But you can be spoilt for choice.

Tea Sutra teahouse, in Newcastle, has more than 100 different varieties of tea to choose from.

Fans of modern coffee chains may be disappointed with the lack of wifi and drinks of the “super-mocha-choc-hold-the-whip”.

 But if you’re seeking an oasis of calm from the busy city centre, trekking up two flights of stairs to Tea Sutra’s relaxed, Buddha-decked interior might be just your cuppa.

 You’ll need to apply a little Zen-like calm to wade through a menu packed with black, green, white, yellow tea and more.

 Each is accompanied by a tastebud-tempting description, which eventually led me to settle on a cup of marzipan rooibos.

 My two tea-testing friends went for an Earl Grey and a green tea respectively, floundering a little out of their coffee comfort zones.

 No teabags here – the tea arrives loose leaf and with its own strainers and pots, some arriving at your table in the guise of elephants or camels.

 Food also takes a backseat at Tea Sutra, though there is a selection of wraps, homemade soup and all-day meals chalked up on a board at the back of the first-floor cafe.

 The teahouse is a haven for vegetarians and vegans and offers a selection of ethically-lovely cakes and raw food snacks, including tiny “cheese” cakes and lemon drizzle.

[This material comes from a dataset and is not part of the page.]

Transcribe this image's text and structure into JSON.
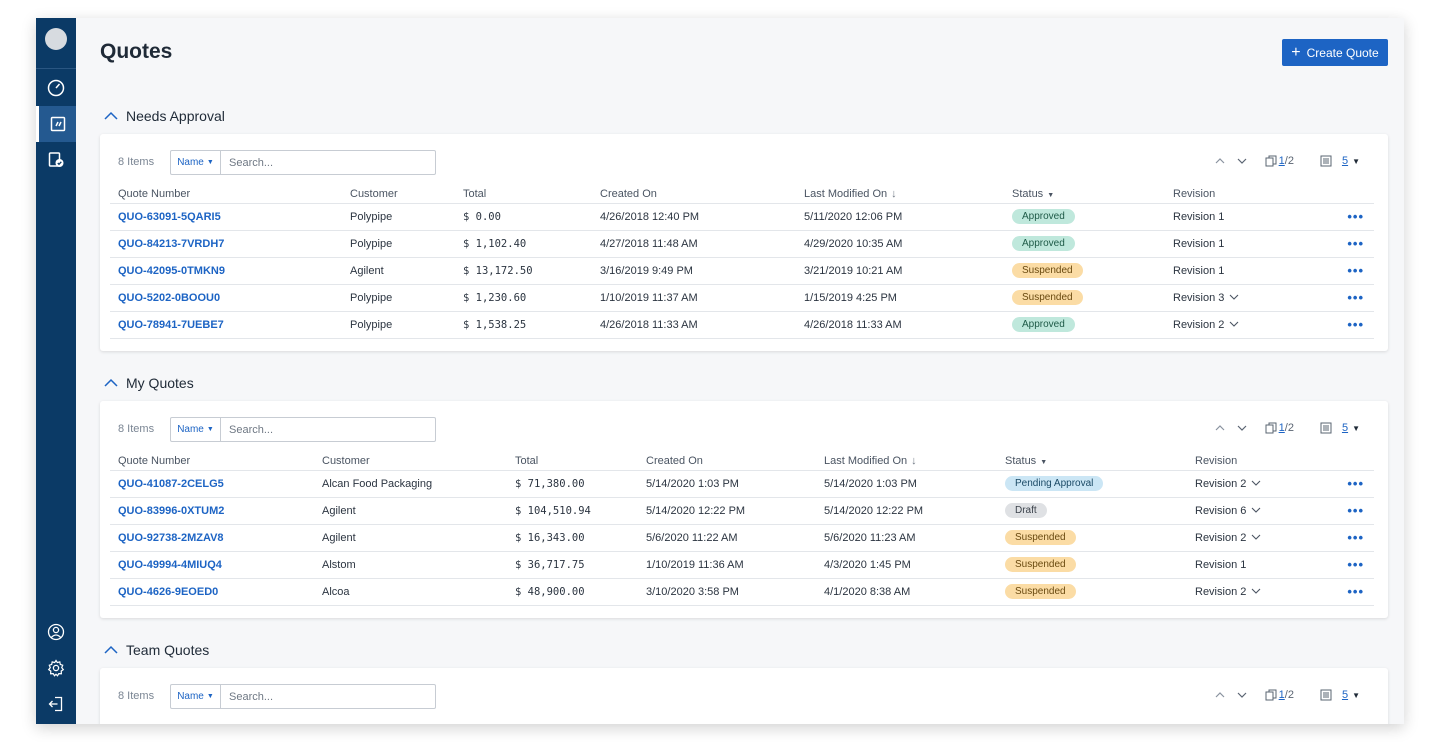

 I treated myself to sweet potato soup – served with wholemeal bread – and a miniature raw coconut macaroon.

 The soup took a while to arrive and could have been warmer, but the macaroon was a sweet, yet guilt-free, nibble while I was waiting.

 My tea was deliciously different, infused with the rich flavour of almonds, as well as packing a heavenly smell.

 It’s worth checking Tea Sutra out just for the sight and smell of teas stacked up on wooden shelves like an old-fashioned chemist’s.

 If supping tea isn’t enough to relax you, Tea Sutra also offers a range of alternative therapies, including massages and herbal medicine.

 But not much change from a tenner for a cuppa, soup and a snack was the less relaxing sting in the tail.

Jane O’Neill